Assignment
An unchanged copy of each entry below is needed; keep the pictures out of it.

Dataset extract
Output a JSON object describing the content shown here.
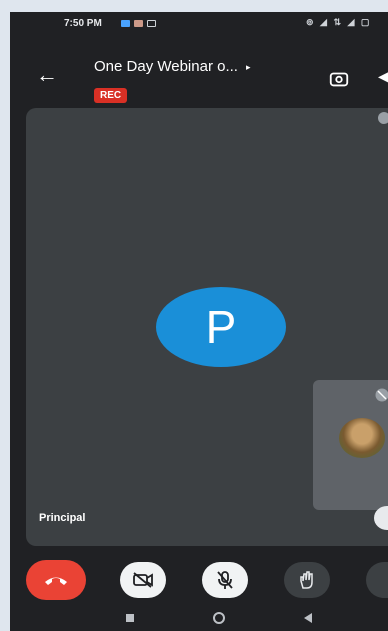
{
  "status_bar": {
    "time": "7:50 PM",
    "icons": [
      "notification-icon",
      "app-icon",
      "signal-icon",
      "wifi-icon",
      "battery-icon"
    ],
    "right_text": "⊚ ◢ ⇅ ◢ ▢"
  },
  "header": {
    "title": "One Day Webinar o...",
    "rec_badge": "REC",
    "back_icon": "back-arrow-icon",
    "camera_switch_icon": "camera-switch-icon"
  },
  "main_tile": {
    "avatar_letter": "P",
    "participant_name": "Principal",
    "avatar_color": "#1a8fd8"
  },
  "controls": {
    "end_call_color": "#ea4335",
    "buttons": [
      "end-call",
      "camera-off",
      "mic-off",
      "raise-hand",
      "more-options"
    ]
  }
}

Output for this task
Output a JSON object describing the content shown here.
{
  "status_bar": {
    "time": "7:50 PM",
    "icons": [
      "notification-icon",
      "app-icon",
      "signal-icon",
      "wifi-icon",
      "battery-icon"
    ],
    "right_text": "⊚ ◢ ⇅ ◢ ▢"
  },
  "header": {
    "title": "One Day Webinar o...",
    "rec_badge": "REC",
    "back_icon": "back-arrow-icon",
    "camera_switch_icon": "camera-switch-icon"
  },
  "main_tile": {
    "avatar_letter": "P",
    "participant_name": "Principal",
    "avatar_color": "#1a8fd8"
  },
  "controls": {
    "end_call_color": "#ea4335",
    "buttons": [
      "end-call",
      "camera-off",
      "mic-off",
      "raise-hand",
      "more-options"
    ]
  }
}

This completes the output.